Excerpts from an interface dataset:
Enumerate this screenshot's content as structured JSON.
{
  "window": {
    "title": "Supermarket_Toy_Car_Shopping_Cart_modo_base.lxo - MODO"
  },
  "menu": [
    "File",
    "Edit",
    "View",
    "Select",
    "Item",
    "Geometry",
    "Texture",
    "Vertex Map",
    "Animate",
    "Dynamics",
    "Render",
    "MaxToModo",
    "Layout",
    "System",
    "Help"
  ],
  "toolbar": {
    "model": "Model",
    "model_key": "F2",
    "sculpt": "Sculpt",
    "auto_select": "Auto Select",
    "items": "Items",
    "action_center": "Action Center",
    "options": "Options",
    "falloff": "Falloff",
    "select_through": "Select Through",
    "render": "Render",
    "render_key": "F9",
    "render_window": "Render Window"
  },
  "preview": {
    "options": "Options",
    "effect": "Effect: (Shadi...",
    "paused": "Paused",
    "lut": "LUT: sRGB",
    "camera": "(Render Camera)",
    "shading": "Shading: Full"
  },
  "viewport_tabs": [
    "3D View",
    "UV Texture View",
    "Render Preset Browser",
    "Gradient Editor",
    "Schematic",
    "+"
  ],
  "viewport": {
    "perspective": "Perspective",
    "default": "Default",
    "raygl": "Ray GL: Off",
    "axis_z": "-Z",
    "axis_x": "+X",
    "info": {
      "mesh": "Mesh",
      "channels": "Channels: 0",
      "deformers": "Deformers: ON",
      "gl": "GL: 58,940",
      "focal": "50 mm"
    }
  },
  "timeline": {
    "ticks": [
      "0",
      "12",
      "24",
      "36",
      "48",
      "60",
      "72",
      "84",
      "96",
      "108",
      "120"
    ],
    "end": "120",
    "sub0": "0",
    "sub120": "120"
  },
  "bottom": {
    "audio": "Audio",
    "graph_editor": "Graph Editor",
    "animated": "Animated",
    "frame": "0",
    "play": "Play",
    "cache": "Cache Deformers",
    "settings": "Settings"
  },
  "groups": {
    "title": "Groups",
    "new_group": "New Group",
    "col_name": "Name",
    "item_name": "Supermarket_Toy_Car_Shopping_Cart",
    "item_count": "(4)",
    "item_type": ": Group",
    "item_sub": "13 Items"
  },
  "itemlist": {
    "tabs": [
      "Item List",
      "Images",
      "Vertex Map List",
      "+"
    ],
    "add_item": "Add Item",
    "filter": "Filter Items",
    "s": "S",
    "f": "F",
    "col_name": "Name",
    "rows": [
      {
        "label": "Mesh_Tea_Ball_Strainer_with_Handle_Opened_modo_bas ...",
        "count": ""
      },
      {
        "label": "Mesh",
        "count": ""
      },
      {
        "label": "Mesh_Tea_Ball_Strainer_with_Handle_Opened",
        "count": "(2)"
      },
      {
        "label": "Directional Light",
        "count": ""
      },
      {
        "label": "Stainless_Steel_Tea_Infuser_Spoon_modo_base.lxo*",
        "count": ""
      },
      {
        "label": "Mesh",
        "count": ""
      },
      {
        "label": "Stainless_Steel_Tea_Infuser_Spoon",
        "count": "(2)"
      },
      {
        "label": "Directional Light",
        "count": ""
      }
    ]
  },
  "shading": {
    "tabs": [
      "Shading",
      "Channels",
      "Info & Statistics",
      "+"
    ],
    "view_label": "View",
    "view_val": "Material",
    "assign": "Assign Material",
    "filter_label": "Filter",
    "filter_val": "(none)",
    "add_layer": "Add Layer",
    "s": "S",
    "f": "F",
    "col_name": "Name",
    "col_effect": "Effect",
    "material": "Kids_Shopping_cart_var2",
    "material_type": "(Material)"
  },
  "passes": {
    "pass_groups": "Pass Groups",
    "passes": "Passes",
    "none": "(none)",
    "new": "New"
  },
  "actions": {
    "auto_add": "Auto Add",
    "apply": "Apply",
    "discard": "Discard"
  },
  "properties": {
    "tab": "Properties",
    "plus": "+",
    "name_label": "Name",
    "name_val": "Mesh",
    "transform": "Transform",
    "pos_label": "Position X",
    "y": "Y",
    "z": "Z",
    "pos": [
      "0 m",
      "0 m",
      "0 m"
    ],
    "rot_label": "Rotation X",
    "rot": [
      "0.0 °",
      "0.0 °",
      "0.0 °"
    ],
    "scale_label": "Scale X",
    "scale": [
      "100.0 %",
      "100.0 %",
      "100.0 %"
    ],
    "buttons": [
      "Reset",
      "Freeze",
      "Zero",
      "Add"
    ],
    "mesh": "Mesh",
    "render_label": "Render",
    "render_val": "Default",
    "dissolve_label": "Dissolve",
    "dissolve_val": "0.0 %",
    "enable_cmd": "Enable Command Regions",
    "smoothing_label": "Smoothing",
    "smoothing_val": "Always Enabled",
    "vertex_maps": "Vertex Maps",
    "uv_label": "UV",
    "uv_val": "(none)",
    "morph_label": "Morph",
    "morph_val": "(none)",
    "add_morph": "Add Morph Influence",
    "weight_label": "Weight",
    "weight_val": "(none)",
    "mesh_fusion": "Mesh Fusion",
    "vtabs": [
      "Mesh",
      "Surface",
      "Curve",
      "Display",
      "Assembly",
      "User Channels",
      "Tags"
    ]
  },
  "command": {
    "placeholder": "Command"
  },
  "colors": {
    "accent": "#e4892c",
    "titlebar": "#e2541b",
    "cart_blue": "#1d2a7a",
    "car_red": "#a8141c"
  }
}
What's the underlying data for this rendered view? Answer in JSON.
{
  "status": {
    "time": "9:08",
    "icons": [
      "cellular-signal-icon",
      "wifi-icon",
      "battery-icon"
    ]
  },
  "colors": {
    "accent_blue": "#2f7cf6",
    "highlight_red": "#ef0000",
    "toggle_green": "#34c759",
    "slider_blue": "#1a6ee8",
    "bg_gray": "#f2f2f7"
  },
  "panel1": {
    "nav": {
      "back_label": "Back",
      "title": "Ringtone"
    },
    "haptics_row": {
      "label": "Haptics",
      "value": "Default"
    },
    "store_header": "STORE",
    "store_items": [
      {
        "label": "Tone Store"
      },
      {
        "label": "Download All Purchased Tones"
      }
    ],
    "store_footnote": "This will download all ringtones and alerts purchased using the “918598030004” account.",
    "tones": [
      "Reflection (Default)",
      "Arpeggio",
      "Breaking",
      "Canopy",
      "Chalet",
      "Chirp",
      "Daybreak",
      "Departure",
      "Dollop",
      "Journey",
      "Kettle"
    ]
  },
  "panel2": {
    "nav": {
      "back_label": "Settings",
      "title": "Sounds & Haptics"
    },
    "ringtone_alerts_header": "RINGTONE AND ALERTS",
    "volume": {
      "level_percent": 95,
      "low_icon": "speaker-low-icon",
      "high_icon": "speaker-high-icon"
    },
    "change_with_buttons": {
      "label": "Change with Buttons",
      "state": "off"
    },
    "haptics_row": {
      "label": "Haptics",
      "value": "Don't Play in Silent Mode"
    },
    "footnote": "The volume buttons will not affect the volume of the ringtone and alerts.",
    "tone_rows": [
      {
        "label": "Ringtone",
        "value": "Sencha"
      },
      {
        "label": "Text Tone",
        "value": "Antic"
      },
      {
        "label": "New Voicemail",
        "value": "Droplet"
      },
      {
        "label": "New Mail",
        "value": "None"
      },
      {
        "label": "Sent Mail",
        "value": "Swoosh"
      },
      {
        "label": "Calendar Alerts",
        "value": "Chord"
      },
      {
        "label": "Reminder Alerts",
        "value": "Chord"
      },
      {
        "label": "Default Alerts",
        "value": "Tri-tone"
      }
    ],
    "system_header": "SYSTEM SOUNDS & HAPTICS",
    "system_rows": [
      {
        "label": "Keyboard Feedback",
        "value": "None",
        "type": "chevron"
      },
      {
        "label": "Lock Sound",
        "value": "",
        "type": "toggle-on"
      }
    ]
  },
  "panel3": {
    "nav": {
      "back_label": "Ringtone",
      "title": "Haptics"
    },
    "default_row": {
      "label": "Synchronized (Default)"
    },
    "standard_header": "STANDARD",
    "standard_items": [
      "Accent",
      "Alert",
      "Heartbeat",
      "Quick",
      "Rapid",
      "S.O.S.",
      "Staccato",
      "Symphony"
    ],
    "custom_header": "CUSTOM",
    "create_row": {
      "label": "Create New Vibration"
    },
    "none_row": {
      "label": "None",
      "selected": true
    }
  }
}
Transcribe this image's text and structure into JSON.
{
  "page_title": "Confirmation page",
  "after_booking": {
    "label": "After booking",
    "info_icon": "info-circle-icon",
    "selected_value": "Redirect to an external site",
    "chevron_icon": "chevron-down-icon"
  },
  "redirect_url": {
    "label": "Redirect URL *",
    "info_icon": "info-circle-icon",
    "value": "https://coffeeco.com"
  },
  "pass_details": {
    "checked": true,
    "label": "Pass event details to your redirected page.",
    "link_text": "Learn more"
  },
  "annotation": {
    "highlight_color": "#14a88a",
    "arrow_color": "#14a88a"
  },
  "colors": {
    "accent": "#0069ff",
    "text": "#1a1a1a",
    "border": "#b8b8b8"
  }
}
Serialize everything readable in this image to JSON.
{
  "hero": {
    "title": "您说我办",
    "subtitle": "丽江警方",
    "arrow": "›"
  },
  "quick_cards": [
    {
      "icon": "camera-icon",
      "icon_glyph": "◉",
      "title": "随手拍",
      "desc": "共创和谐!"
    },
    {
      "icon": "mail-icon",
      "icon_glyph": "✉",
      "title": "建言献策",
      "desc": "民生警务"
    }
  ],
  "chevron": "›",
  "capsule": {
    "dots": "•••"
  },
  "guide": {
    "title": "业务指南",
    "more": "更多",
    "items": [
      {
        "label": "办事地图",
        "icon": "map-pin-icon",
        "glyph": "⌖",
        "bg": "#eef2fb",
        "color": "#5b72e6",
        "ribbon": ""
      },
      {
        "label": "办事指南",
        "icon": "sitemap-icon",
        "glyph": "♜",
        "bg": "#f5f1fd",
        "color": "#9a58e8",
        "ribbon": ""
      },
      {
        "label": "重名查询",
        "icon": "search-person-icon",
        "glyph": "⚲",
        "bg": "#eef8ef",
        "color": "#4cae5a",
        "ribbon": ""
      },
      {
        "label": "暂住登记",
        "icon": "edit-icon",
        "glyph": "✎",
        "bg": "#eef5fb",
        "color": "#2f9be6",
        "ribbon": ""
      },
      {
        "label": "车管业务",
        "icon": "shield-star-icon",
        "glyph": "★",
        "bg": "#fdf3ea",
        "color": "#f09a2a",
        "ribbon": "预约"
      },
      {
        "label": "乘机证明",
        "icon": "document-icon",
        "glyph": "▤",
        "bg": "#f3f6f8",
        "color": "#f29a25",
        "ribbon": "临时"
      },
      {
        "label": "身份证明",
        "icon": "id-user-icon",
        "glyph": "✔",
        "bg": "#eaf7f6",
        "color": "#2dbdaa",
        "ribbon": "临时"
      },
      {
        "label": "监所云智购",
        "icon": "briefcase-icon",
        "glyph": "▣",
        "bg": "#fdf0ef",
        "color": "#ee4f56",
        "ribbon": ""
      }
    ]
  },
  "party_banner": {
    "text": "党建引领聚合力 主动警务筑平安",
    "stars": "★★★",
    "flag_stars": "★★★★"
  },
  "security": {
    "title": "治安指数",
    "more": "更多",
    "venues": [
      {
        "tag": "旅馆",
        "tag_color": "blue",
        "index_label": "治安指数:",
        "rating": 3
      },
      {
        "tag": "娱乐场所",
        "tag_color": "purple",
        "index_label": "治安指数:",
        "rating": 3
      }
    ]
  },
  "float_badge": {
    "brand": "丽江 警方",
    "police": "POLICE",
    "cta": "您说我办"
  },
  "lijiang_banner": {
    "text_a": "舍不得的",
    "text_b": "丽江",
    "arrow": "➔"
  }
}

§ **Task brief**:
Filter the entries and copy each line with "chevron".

§ **Task response**:
        "type": "chevron"
    "chevron_icon": "chevron-down-icon"
  "chevron": "›",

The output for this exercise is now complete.